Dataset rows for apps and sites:
|---|
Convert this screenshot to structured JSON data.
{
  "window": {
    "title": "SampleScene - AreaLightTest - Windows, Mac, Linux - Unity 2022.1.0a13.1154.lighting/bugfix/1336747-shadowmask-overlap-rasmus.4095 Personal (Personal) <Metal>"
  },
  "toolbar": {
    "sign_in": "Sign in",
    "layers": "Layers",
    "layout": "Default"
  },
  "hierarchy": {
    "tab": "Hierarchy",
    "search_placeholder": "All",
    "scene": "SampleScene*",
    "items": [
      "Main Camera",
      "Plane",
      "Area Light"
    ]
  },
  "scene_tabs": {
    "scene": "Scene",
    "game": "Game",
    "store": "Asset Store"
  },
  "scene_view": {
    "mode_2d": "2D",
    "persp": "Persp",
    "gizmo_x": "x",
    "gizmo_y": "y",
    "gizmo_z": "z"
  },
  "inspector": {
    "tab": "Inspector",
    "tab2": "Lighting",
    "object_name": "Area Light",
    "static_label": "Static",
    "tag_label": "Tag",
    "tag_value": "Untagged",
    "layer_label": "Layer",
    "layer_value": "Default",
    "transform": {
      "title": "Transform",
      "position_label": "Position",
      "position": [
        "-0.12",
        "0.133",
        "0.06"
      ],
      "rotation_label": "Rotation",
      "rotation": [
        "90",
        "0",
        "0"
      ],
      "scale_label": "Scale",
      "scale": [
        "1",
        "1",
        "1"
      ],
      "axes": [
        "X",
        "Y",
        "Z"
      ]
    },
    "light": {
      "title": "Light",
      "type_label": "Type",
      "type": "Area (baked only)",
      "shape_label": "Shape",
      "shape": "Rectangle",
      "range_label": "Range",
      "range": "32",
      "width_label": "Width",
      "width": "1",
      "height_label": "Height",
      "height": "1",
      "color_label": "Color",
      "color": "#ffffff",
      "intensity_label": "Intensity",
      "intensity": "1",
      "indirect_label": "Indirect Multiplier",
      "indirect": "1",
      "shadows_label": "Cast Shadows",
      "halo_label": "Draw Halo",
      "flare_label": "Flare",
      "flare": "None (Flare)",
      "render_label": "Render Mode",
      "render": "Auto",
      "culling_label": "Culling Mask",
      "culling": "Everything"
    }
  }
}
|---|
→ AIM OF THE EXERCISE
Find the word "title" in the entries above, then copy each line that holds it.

→ RESULT BELOW
    "title": "SampleScene - AreaLightTest - Windows, Mac, Linux - Unity 2022.1.0a13.1154.lighting/bugfix/1336747-shadowmask-overlap-rasmus.4095 Personal (Personal) <Metal>"
      "title": "Transform",
      "title": "Light",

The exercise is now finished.